#### [Instructions for the task]
An identical copy of all records below is to be written out.

━━ Input for this task

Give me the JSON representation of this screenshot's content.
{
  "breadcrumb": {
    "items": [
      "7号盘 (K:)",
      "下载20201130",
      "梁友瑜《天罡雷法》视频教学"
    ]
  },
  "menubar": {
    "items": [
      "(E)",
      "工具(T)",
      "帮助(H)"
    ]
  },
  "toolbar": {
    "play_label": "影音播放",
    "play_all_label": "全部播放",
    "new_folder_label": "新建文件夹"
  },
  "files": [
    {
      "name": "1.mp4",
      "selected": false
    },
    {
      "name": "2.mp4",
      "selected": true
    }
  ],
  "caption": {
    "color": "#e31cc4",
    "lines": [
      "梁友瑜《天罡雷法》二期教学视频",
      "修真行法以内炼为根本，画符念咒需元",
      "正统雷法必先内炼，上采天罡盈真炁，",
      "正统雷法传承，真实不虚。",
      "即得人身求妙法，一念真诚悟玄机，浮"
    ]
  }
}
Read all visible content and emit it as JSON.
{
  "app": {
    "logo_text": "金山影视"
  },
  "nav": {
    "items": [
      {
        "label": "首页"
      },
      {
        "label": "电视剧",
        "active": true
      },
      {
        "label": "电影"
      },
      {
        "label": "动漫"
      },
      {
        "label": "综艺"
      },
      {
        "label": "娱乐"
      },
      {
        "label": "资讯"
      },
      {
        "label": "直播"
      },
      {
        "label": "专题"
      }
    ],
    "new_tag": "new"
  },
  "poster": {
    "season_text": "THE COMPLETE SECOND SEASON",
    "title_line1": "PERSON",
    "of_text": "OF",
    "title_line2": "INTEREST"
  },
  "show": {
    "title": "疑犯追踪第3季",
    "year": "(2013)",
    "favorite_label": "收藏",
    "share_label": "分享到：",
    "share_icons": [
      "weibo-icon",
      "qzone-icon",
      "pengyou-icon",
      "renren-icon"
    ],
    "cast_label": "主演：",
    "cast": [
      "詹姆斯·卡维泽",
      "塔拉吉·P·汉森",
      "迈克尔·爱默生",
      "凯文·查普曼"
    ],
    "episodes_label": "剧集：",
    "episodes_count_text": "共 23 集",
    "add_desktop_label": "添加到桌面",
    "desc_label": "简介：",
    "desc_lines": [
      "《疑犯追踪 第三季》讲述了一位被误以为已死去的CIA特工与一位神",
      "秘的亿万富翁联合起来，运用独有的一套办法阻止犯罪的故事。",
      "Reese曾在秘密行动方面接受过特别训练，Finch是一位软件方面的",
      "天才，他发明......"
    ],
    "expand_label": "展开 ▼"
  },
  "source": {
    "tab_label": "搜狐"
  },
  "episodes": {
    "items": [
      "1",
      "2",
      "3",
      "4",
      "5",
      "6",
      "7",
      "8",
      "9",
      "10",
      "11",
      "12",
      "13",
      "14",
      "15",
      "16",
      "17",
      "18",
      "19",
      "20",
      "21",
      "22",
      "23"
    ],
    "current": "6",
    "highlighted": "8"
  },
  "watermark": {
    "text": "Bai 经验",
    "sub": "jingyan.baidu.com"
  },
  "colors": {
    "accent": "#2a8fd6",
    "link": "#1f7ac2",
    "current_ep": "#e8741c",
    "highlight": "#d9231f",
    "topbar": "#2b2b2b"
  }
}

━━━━

#### [Answer section]
Give me the JSON representation of this screenshot's content.
{
  "breadcrumb": {
    "items": [
      "7号盘 (K:)",
      "下载20201130",
      "梁友瑜《天罡雷法》视频教学"
    ]
  },
  "menubar": {
    "items": [
      "(E)",
      "工具(T)",
      "帮助(H)"
    ]
  },
  "toolbar": {
    "play_label": "影音播放",
    "play_all_label": "全部播放",
    "new_folder_label": "新建文件夹"
  },
  "files": [
    {
      "name": "1.mp4",
      "selected": false
    },
    {
      "name": "2.mp4",
      "selected": true
    }
  ],
  "caption": {
    "color": "#e31cc4",
    "lines": [
      "梁友瑜《天罡雷法》二期教学视频",
      "修真行法以内炼为根本，画符念咒需元",
      "正统雷法必先内炼，上采天罡盈真炁，",
      "正统雷法传承，真实不虚。",
      "即得人身求妙法，一念真诚悟玄机，浮"
    ]
  }
}
Read all visible content and emit it as JSON.
{
  "app": {
    "logo_text": "金山影视"
  },
  "nav": {
    "items": [
      {
        "label": "首页"
      },
      {
        "label": "电视剧",
        "active": true
      },
      {
        "label": "电影"
      },
      {
        "label": "动漫"
      },
      {
        "label": "综艺"
      },
      {
        "label": "娱乐"
      },
      {
        "label": "资讯"
      },
      {
        "label": "直播"
      },
      {
        "label": "专题"
      }
    ],
    "new_tag": "new"
  },
  "poster": {
    "season_text": "THE COMPLETE SECOND SEASON",
    "title_line1": "PERSON",
    "of_text": "OF",
    "title_line2": "INTEREST"
  },
  "show": {
    "title": "疑犯追踪第3季",
    "year": "(2013)",
    "favorite_label": "收藏",
    "share_label": "分享到：",
    "share_icons": [
      "weibo-icon",
      "qzone-icon",
      "pengyou-icon",
      "renren-icon"
    ],
    "cast_label": "主演：",
    "cast": [
      "詹姆斯·卡维泽",
      "塔拉吉·P·汉森",
      "迈克尔·爱默生",
      "凯文·查普曼"
    ],
    "episodes_label": "剧集：",
    "episodes_count_text": "共 23 集",
    "add_desktop_label": "添加到桌面",
    "desc_label": "简介：",
    "desc_lines": [
      "《疑犯追踪 第三季》讲述了一位被误以为已死去的CIA特工与一位神",
      "秘的亿万富翁联合起来，运用独有的一套办法阻止犯罪的故事。",
      "Reese曾在秘密行动方面接受过特别训练，Finch是一位软件方面的",
      "天才，他发明......"
    ],
    "expand_label": "展开 ▼"
  },
  "source": {
    "tab_label": "搜狐"
  },
  "episodes": {
    "items": [
      "1",
      "2",
      "3",
      "4",
      "5",
      "6",
      "7",
      "8",
      "9",
      "10",
      "11",
      "12",
      "13",
      "14",
      "15",
      "16",
      "17",
      "18",
      "19",
      "20",
      "21",
      "22",
      "23"
    ],
    "current": "6",
    "highlighted": "8"
  },
  "watermark": {
    "text": "Bai 经验",
    "sub": "jingyan.baidu.com"
  },
  "colors": {
    "accent": "#2a8fd6",
    "link": "#1f7ac2",
    "current_ep": "#e8741c",
    "highlight": "#d9231f",
    "topbar": "#2b2b2b"
  }
}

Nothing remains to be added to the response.